◆ Record extracts
##########

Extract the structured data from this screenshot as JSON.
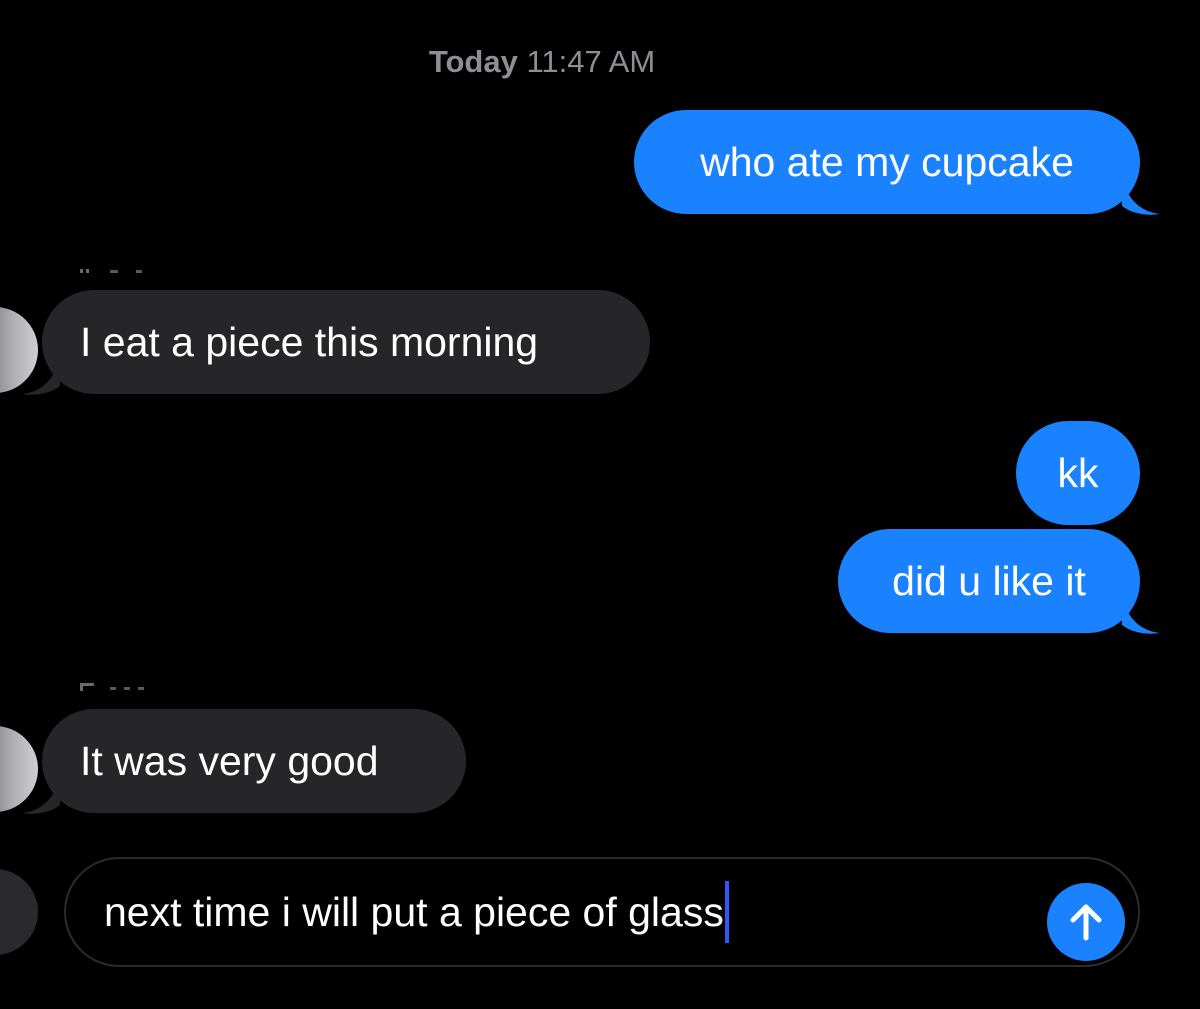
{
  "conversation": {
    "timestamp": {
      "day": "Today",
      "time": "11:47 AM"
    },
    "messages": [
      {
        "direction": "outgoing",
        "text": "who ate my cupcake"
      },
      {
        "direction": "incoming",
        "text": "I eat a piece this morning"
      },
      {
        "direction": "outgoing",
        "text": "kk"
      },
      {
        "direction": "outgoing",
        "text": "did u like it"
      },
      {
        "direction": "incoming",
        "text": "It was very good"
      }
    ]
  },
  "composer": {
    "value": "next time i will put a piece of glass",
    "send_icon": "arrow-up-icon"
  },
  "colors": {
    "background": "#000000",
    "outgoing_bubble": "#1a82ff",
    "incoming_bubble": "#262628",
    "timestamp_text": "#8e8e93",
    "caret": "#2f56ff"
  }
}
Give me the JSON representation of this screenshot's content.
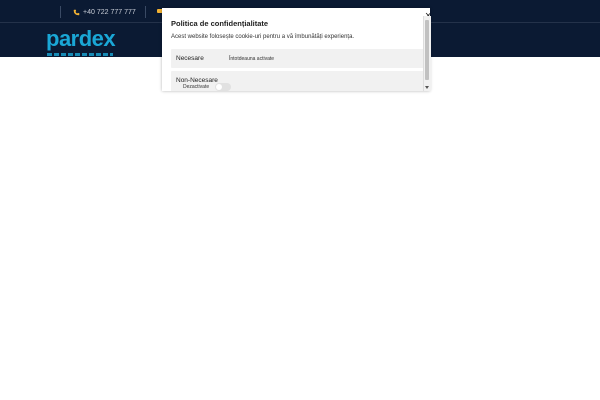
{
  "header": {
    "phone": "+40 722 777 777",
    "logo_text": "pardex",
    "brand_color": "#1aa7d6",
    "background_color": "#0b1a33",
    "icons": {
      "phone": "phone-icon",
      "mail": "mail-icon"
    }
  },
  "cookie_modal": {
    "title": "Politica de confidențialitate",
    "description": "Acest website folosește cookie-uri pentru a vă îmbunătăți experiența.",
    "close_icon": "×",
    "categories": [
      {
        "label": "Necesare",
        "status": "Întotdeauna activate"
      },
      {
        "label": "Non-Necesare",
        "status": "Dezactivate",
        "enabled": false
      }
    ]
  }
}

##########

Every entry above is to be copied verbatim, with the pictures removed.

◆ Written answer
Extract the structured data from this screenshot as JSON.
{
  "conversation": {
    "timestamp": {
      "day": "Today",
      "time": "11:47 AM"
    },
    "messages": [
      {
        "direction": "outgoing",
        "text": "who ate my cupcake"
      },
      {
        "direction": "incoming",
        "text": "I eat a piece this morning"
      },
      {
        "direction": "outgoing",
        "text": "kk"
      },
      {
        "direction": "outgoing",
        "text": "did u like it"
      },
      {
        "direction": "incoming",
        "text": "It was very good"
      }
    ]
  },
  "composer": {
    "value": "next time i will put a piece of glass",
    "send_icon": "arrow-up-icon"
  },
  "colors": {
    "background": "#000000",
    "outgoing_bubble": "#1a82ff",
    "incoming_bubble": "#262628",
    "timestamp_text": "#8e8e93",
    "caret": "#2f56ff"
  }
}
Give me the JSON representation of this screenshot's content.
{
  "header": {
    "phone": "+40 722 777 777",
    "logo_text": "pardex",
    "brand_color": "#1aa7d6",
    "background_color": "#0b1a33",
    "icons": {
      "phone": "phone-icon",
      "mail": "mail-icon"
    }
  },
  "cookie_modal": {
    "title": "Politica de confidențialitate",
    "description": "Acest website folosește cookie-uri pentru a vă îmbunătăți experiența.",
    "close_icon": "×",
    "categories": [
      {
        "label": "Necesare",
        "status": "Întotdeauna activate"
      },
      {
        "label": "Non-Necesare",
        "status": "Dezactivate",
        "enabled": false
      }
    ]
  }
}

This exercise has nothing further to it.